Facelift for the future
The MacLeod mine has been a landmark at the entry to the town of Geraldton in northwestern Ontario since 1943, when Highway 11, one of the province’s two trans-Canada highways, was completed.
When the mine was operating, it was a symbol that signalled prosperity. This changed in 1972, when the MacLeod mine closed after 34 years of continuous gold production. It was the last mine to operate in the area.
From then on, the landmark became, in the view of many, an eyesore, a reminder of the past. The site was not pretty: some of the surface infrastructure was left standing and it was 1986 before the tailings were vegetated. For over 20 years, the MacLeod mine and its owners presented this less-than-flattering face to the travelling public.
The transformation that began in 1995 was the result of a co-operative effort among a far-sighted community, a mining company and the government ministries that shared their vision. Today, the face presented to the travelling public on the Trans-Canada Highway is much improved. It includes a substantially rehabilitated historic mine that serves as a backdrop for a community tourism enhancement project. Features on the rehabilitated mine site that entice travellers to stop are a refurbished headframe, a Forest Fire Interpretive Centre, a Heritage Interpretive Centre situated on eight hectares of landscaped tailings, and, soon, a nine-hole expansion of the Geraldton golf course.

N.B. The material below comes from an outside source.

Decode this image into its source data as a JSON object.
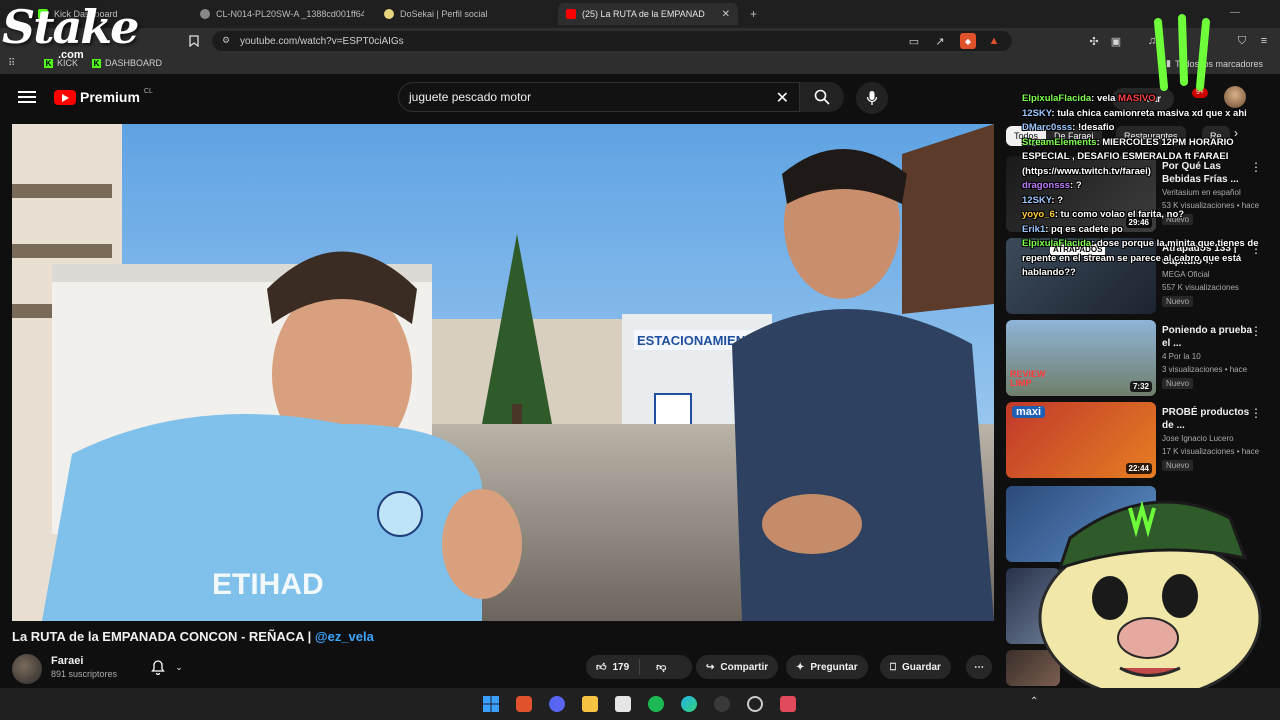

When Barrick Gold’s predecessor, American Barrick Resources Corp., purchased Lac Minerals Ltd. in 1994, it also acquired the liability of Lac’s closed mine sites, including MacLeod.

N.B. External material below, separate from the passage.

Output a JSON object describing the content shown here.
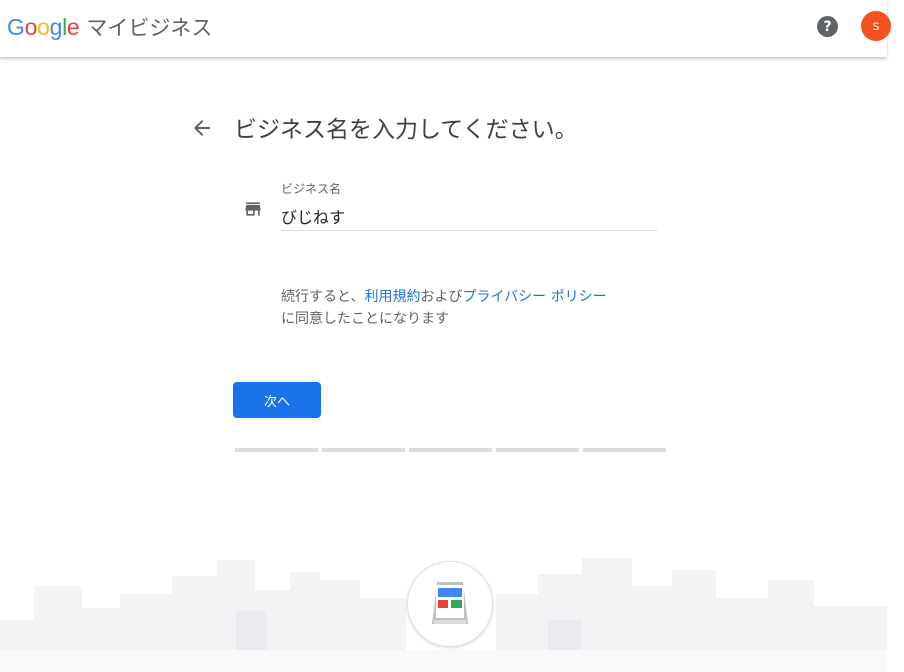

Barrick Gold Corp., through its subsidiary Lac Properties Inc., has contributed more than $4 million to the project in the form of the rehabilitation work that made the transformation a reality. In addition, Barrick has enlisted a world-renowned landscape architect, Prof. Martha Schwartz of Harvard University, to develop the landscape design for the tailings on which the Heritage Interpretive Centre is situated. This involved developing conceptual designs, and obtaining the input and approval of the citizens of Geraldton. The result will be a dramatic and colourful entrance to the town, with terraced scrolls of alternating green and gold grasses, and ramps carpeted with red wildflowers.
The existing nine-hole golf course in Geraldton was built by the MacLeod mine in 1937 with the aid of one of the era’s leading designers–Stanley Thompson, the man who designed the famous Banff Springs Golf Course. As only appropriate, the expansion is proceeding under the direction of one of today’s top golf course designers–Les Furber, who worked for many years with Robert Trent Jones, Sr. and in 1999 refurbished the Banff Springs course. His design for the expansion reflects Geraldton’s desire for a very challenging golf course.
Barrick recognizes dimensions of corporate leadership that go beyond profits, including caring for communities and protecting the environment. As John Carrington, Barrick’s vice-chairman and chief operating officer, said in his remarks at the official opening of the new Geraldton Heritage Interpretive Centre: “Our sense of social responsibility is just as important to our future as our financial strength, because they are interdependent.”
Barrick is proud of the role it is playing in the transformation of the historic MacLeod mine.